When we last left our hero, I was about to transfer my first batch of home-brew to a glass carboy for the first time! Did that go smoothly? Did tiny single-cell organisms perform the miracle of converting sugars into alcohol and carbonation? Does anyone get my PUN-ny blog titles?!? All that and more in this next installment of Long Time No Taco:
Transferring my peanut butter porter to the glass carboy for secondary fermentation went smoothly. I rarely get to use words like "smoothly" when describing home brewing; something unexpected always seems to crop up. such as 10 days later, when I went to bottle the beer, using my brand new bottle capper...
Instead, this capper gave me half-sealed bottle after less-than-half-sealed bottle. Shattering the first few I attempted to seal by squeezing more tightly, leaving me with a sink full of broken glass shards, and broken-bottles full of now-unusable beer. I racked my brain and analyzed the capper and the action of the handles, before finally coming to the conclusion, this capper is a piece of CRAP! I very carefully and painstakingly went over all the bottles again, sealing them one "corner" at a time by making multiple, partial presses to finally bottle the beer:
After that horrible experience, I went online to order one of my old cappers, and since I was on the website, I went ahead and ordered more supplies. Fast forward a week and a half, and a few bottles of that first beer are now chilling in the fridge to check on their carbonation (and taste!), and a second batch of home brew is bubbling away happily!
I have been very busy in the kitchen, and a lot has happened!
|This is an Alot, by "The Oatmeal". Sadly, Alot has not happened.|

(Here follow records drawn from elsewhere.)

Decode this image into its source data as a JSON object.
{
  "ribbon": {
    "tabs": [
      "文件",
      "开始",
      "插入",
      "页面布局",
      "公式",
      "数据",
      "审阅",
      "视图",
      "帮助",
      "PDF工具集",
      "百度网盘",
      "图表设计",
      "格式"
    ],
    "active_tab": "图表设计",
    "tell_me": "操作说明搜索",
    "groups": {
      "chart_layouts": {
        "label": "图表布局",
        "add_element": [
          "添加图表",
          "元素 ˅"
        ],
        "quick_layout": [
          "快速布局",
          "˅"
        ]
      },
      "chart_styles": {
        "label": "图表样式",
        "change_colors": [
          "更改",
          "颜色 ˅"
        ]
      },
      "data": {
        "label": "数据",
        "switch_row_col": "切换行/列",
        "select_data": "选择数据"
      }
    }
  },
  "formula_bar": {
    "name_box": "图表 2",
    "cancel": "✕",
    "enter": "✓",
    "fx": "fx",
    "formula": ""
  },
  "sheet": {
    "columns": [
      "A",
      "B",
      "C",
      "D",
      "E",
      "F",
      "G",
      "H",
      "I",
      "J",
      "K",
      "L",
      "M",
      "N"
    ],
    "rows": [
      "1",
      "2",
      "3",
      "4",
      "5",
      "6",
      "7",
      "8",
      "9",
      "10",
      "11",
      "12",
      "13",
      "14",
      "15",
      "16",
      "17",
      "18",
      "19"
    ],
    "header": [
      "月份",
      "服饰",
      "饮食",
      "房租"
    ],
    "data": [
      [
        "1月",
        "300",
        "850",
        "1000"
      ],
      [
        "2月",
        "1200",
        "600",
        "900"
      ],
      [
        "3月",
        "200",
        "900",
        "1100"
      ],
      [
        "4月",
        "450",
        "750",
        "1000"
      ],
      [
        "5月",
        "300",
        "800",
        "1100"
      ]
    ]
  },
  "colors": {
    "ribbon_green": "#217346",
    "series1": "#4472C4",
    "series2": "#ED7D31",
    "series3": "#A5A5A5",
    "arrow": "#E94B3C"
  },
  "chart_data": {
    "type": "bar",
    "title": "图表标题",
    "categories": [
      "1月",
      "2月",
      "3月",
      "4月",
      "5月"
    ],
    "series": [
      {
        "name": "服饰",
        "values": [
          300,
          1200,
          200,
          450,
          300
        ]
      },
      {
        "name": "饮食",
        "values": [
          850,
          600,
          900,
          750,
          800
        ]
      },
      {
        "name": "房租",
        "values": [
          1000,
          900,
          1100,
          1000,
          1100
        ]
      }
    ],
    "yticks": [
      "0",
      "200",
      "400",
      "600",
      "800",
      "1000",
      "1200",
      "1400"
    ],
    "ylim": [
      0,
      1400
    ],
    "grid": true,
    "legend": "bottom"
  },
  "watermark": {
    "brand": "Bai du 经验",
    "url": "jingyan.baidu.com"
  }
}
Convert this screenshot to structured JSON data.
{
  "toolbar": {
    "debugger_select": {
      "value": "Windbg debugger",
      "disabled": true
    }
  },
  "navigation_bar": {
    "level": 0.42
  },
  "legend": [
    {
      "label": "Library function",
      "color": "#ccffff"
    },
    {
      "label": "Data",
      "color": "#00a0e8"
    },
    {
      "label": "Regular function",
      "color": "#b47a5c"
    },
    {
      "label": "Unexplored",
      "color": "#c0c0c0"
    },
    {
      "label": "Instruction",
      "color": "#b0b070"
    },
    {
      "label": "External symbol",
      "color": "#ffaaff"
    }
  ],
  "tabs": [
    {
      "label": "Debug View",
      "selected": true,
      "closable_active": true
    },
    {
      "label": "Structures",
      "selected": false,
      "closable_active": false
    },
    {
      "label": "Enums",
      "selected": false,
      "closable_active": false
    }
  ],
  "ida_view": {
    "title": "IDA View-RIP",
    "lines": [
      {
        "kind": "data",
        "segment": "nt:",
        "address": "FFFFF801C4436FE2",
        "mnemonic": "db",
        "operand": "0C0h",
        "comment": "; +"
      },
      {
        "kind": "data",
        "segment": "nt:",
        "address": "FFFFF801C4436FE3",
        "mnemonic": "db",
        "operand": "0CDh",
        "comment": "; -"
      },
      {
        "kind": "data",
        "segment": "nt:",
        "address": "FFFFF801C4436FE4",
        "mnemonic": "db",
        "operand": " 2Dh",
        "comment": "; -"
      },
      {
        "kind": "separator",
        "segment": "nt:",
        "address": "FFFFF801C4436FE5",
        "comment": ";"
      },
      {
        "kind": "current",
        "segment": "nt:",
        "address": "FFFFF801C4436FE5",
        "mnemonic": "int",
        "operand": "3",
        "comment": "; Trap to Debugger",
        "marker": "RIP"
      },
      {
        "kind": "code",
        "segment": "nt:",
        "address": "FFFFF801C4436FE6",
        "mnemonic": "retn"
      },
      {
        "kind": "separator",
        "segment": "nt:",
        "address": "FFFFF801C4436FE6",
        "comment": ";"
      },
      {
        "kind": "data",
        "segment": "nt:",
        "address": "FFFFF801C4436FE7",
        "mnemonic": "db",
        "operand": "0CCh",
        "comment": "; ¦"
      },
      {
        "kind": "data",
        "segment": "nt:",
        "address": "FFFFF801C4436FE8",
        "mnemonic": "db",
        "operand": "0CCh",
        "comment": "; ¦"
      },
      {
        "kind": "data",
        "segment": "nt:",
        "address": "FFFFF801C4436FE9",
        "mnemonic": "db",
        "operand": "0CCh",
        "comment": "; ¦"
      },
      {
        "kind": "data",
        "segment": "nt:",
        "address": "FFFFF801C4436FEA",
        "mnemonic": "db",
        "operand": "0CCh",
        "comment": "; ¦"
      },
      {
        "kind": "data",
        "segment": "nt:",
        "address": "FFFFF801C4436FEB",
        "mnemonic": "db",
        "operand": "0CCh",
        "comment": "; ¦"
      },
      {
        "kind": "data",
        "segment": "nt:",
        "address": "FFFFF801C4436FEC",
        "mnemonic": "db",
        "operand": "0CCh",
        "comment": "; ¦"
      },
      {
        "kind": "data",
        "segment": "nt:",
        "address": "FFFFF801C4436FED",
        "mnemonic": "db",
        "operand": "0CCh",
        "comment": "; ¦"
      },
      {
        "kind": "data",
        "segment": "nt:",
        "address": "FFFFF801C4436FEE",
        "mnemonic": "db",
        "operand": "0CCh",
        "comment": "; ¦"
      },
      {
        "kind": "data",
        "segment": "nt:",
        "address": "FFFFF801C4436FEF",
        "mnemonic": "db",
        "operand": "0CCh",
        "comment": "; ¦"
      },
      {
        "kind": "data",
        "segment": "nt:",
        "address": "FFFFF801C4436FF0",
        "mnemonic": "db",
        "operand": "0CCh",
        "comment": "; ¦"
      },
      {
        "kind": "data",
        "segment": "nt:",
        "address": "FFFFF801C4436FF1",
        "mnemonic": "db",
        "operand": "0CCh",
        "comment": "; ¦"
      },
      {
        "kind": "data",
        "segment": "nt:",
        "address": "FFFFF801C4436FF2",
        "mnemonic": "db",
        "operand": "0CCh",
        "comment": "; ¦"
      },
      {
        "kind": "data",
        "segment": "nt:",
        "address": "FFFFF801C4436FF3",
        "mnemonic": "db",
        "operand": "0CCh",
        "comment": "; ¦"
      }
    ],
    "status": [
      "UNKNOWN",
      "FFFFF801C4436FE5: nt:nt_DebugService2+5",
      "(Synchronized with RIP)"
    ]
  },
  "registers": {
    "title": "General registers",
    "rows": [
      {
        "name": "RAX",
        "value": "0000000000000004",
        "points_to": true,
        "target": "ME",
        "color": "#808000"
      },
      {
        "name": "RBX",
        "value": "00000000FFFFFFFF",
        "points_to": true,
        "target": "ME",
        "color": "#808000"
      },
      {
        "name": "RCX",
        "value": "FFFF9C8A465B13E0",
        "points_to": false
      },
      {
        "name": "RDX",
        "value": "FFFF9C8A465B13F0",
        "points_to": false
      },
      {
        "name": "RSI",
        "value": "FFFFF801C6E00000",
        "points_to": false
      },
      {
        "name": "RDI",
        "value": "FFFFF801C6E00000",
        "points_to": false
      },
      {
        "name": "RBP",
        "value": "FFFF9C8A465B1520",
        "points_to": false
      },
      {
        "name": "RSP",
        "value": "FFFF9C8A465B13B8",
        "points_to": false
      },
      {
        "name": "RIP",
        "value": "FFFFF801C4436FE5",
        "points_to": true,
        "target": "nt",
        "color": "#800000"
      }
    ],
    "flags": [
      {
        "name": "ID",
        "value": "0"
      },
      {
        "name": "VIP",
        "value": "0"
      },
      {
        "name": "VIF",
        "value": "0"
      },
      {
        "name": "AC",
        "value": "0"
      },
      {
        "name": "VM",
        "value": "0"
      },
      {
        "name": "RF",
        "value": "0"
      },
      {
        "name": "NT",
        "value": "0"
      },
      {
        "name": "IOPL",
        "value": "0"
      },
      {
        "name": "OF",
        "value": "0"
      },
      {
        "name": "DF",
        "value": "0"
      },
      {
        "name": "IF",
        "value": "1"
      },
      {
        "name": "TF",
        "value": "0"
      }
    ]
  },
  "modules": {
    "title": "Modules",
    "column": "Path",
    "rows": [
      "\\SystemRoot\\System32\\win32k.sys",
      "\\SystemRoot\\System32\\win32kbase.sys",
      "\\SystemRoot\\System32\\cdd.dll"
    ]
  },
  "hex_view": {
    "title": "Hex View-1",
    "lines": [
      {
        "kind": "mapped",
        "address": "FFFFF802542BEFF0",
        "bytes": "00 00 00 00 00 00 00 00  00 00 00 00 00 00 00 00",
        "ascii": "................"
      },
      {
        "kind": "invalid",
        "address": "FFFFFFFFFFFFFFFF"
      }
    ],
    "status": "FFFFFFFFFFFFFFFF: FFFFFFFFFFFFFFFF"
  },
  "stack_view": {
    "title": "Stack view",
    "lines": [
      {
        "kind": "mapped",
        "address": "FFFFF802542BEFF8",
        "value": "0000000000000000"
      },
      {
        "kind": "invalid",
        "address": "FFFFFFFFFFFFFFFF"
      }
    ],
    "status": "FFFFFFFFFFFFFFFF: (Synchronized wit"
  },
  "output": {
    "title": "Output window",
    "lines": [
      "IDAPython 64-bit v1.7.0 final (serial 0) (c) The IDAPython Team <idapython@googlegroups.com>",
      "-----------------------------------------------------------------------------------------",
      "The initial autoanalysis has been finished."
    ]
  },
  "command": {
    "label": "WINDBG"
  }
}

|Porter goes is...|
|...Porter comes out!|
After transferring the beer back to the ale pail with some maple syrup to help bottle condition (the yeast eats this new sugar source to carbonate the beer in-bottle, but it doesn't significantly increase the ABV), it was time to rack (put the beer into bottles and cap them).
Racking the beer is typically the quickest process in brewing. The beer fills one bottle after the other, then pulling a bottle cap out of some sanitizer and sealing the beer in takes barely a few seconds each, ideally. This is also the last time beer is exposed to the open air before someone drinks it, so it is the final risk to the beer of getting infected by a wild yeast, fungi or bacteria, which could skunk it up, so keeping things sterile and moving quickly is of the utmost importance.
Enter my exciting new capper:
So big, shiny, and confidence-inspiring... or so I thought! Now this is not as mechanized as what you see Hank using in Breaking Bad, but the idea is still the same. You press down once, the crimping is sealed around the bottle, and you release and move to the next one. No big deal.
|It wasn't as dramatic, but after a few near misses, and Breaking two bottles, I was feeling Bad...|
|A beautiful sight, but truly a labor of love (in that much patience and work was involved!).|
As I mentioned in my last post, I added a third tier to my sparging, so I could easily recirculate my wort. My brother mentioned not needing the strainer as long as the grain bed is intact, but I left it there as a way to see what was still getting through. Answer: not much! I also went an extra step in water treatment, re-filtering my already Brita-filtered water. You can see the difference in alkalinity between my hard-water tap (right strip) and twice filtered water, above (left strip).
The boil went smoothly, and I opted to let it cool naturally in the ale pail for a day before pitching the yeast. This next beer is a black Belgian-style ale, in case you were wondering!
Tune in next week for more on this and the feline drama that rages in the background...